It is a wheel lock hunting style musket with a trapdoor type breech. A spring loaded latch allows the breechblock to pivot out the side of the barrel, after which a handmade steel combustion chamber (cartridge case) can be inserted into the breech. This case would be preloaded with powder and ball, and has an indexing pin to align its flash hole with the hole in the barrel leading to the pan. After firing, the case is easily removed and replaced, allowing for quite rapid repeat firing.
The gun is also built with a double set trigger and both front and rear sights (not necessarily typical on guns of this time period). Clearly the original owner was someone who appreciated marksmanship!
Real & Reproduction Wheellock Pistols: https://www.youtube.com/watch?v=Zp6CjU_eS2k
Ornate Saxon Double-Barrel Wheellock: https://www.youtube.com/watch?v=TfeusAG1oTQ
Ferguson Breechloading Flintlock: https://www.youtube.com/watch?v=5ODhQmE2OqY
Collier Flintlock Revolvers: https://www.youtube.com/watch?v=i9Km5KaeO7I
At Forgotten Weapons I think the most interesting guns out there are the most obscure ones.
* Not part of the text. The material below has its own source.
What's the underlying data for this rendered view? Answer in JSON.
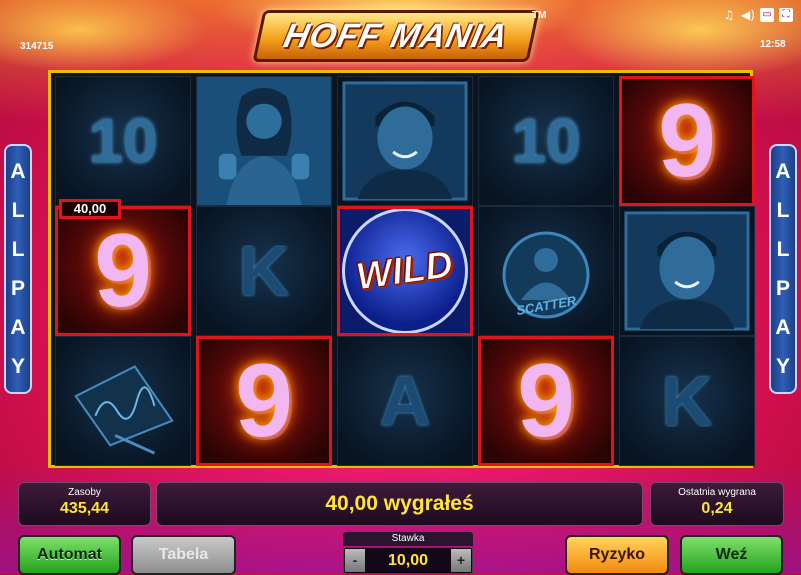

I try to search out experimental and prototype weapons and show you how they work, in addition to more conventional guns that you may not have heard of before. You’re much more likely to find a video on the Cei Rigotti or Webley-Fosbery here than an AR or Glock. So, do you want to learn about something new today? Then stick around!